It’s too big. Players visited hardly any of it, but at least this time lots of energy and effort wasn’t wasted. It was unclear where the focus was meant to be.

Lesson: Don’t make you maps too big

Dragon Isle

At the same time I was running a game on the fabled Isle of Dragons. I’d learnt my lessons though. The pc’s mostly came from distant lands so the character knowledge matched game knowledge. I’d read some adventures/dungeons and crafted them together onto a map, without spending too much effort on the specifics of different places. The lore came out when relevant, aided by a festival in which there was a storytelling competition. I had obvious allies, obvious threats and dubious groups who could go either way.

My biggest criticism of the map is that the island is very rectangular

I really struggle to find anything wrong about the way I set the game up. I think the only real problem was that I had 3 campaign ending threats on the board. It should have been 1 or 2. I remember the players resolving to travel to a location I didn’t really want them to go to, which was my fault as I had had NPCs present it as an option to be dismissed.
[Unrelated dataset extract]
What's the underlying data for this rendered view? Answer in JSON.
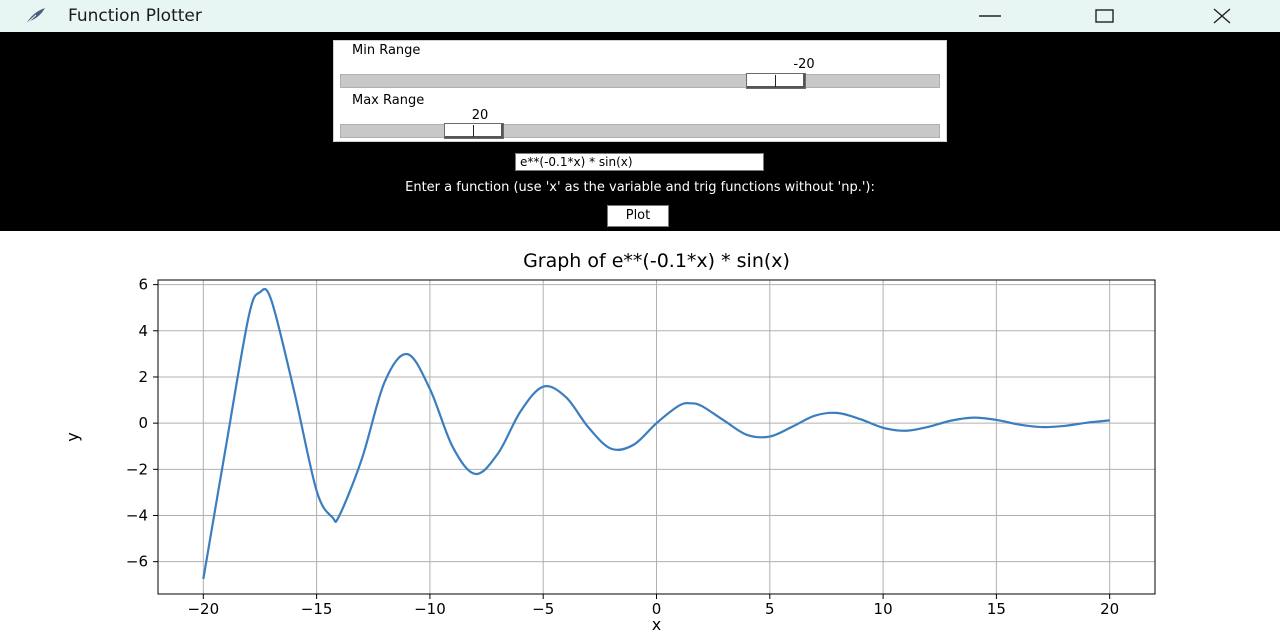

They were half way stuck between being heroes and being adventurers.

Lesson: Focus the intent of the player characters precisely

Mini campaign: Thaarbi island

This game was meant to run for about 3 sessions for 2 players and ended up running for about 6 sessions. It was a character funnel using ‘level 0’ 5e characters. The premise was that an evil cleric had landed on this backwater island and summoned a shadow, which can drain the strength of its targets to make new shadows.

The island is meant to be about 20miles from top to bottom, so a bit more than a days walk, given the terrain.

This was the exact correct amount of detail and it had laser focused characters, with a clear intent – survive.

The map didn’t take too long and it did its job. The lesson here is more of a ‘what went right’ lesson than learning from your mistakes.

Lesson: Maps are tools, focus on making them useable

March of Kite

This is my ongoing Old School Essentials game. The locations are all either plucked from modules and adventures or they’re reskins of places I designed previously. The player characters are adventurers seeking to maximise their treasure, and have been employed by the local baronet, Sir Jack of Kite, to help him rid his lands of various problems.

From Kite to Brighton is about a full day’s walk, with rests etc.

This is the ugliest map of the lot. By far.

It is the most functional map of the lot.

Player knowledge equaled character knowledge very quickly because Sir Jack took the players up the nearby hill and pointed out the major locations of the valley to them.

There is no wasted prep here.

This is all probably a function of having a full time job, a baby and learning where to focus my efforts.

I’ve probably put too many adventures down on the map. There are 6 or so adventures/dungeons/modules at play here. Which leads me to a lesson that I still don’t seem to have learnt.

Lesson: However long you estimate how long it will take for players to make their way through any content, double the estimation

All the lessons in one place

  • Make player knowledge approximate character knowledge as early as possible
  • Don’t spend too much effort on distant places
  • Don’t make a city map when it’s not necessary
  • Don’t make you maps too big
  • Focus the intent of the player characters precisely
  • Maps are tools, focus on making them useable
  • However long you estimate how long it will take for players to make their way through any content, double the estimation
  • BONUS LESSON: You don’t always need a map